American Caesar: Douglas MacArthur 1880-1964

Manchester, William

Little, Brown, 1964

p. 661

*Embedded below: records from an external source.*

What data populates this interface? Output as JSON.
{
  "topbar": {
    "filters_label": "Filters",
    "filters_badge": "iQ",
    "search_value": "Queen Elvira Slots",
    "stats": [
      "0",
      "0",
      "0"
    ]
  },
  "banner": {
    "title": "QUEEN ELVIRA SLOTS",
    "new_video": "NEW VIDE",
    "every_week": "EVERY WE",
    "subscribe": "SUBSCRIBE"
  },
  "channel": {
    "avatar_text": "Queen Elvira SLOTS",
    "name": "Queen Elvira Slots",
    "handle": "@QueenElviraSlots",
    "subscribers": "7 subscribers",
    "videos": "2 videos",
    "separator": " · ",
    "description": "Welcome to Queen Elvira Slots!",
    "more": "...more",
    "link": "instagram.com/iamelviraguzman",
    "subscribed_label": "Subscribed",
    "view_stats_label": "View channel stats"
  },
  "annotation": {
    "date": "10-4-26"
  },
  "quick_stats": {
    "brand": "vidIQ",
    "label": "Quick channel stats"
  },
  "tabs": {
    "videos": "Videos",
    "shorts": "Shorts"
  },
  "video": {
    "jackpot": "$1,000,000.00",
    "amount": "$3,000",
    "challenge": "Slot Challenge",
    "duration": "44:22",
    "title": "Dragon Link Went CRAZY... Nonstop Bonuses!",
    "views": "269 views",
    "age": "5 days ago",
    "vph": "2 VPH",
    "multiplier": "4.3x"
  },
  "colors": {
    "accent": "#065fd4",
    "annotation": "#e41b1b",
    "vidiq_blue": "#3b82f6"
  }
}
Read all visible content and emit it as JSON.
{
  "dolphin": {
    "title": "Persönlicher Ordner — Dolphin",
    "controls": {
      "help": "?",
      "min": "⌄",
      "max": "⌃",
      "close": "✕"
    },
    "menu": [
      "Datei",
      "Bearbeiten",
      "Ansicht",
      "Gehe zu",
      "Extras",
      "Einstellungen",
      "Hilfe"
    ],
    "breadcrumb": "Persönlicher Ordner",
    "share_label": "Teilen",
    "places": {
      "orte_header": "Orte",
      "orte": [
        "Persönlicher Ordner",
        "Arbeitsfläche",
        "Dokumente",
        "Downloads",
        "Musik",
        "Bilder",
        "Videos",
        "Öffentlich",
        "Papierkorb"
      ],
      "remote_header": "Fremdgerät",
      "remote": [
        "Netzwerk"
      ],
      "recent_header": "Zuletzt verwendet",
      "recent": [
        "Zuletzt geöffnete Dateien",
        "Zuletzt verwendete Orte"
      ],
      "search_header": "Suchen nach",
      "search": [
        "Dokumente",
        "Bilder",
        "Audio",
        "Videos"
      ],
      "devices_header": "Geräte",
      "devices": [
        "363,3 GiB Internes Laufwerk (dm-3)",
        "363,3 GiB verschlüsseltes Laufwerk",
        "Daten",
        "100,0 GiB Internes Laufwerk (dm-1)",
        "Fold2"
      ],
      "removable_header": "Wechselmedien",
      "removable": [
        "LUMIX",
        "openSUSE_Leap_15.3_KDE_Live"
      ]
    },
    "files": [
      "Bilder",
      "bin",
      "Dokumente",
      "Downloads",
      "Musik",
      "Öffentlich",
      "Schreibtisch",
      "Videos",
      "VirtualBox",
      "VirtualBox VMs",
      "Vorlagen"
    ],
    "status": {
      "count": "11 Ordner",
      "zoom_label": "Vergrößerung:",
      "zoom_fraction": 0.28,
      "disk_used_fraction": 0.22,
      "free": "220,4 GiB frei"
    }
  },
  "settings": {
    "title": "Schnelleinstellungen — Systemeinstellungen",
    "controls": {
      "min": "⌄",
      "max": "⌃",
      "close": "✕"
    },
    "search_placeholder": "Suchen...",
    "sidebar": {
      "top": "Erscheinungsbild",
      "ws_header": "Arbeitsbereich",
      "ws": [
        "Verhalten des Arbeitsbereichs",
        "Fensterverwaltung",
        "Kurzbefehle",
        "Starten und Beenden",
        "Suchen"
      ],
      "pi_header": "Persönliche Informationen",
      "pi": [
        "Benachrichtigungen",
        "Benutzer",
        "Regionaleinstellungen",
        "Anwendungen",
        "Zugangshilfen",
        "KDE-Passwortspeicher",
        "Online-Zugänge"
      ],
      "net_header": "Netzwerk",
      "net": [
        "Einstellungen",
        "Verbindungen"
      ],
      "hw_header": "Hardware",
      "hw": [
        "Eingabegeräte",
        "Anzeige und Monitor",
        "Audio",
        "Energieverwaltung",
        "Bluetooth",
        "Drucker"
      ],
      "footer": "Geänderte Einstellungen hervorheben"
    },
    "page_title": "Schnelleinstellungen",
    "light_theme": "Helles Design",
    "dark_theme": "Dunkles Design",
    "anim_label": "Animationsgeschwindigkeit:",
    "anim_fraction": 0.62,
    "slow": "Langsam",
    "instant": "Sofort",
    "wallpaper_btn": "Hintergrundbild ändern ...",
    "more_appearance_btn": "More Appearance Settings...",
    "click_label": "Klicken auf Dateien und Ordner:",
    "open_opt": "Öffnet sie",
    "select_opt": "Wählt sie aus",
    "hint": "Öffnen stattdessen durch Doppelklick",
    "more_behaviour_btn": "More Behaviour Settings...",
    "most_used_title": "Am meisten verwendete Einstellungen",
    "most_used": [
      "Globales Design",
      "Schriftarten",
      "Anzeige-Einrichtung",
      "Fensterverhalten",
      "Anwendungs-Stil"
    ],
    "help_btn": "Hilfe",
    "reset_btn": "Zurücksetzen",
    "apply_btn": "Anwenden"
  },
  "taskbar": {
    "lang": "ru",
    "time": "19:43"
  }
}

MacArthur’s speech before the joint houses of Congress, 1948, just after President Truman had sacked him for insubordination: “’I am closing my fifty-two years of military service. When I joined the army, even before the turn of the century, it was the fulfillment of all my boyish hopes and dreams. The world has turned over many times since I took the oath on the Plain at West Point, and the hopes and dreams have long since vanished. But I still remember the refrain of one of the most popular barracks ballads of that day, which proclaimed, most proudly, that ‘Old Soldiers never die. They just fade away.’ And like the soldier of the ballad, I now close my military career and just fade away–an old soldier who tried to do his duty as God gave him the light to see that duty. (The last word was a hush) Goodbye.’ He . . . stepped down into pandemonium. The legislators were sobbing their praise, struggling to touch his sleeve, all but prostrating themselves in his path. Representative Dewey Short shouted:’We heard God speak here today, God in the flesh, the voice of God!’ . . . In New York Herbert Hoover called MacArthur ‘a reincarnation of St. Paul into a great General of the Army who came out of the East.’ Cheeks were wet, voices hoarse, chests heaving. Truman was less elegant . . . for all the ‘carrying on’ and the ‘damn fool Congressman crying like a bunch of women,’ it was, said the President, ‘a hundred percent bullsh*t.’”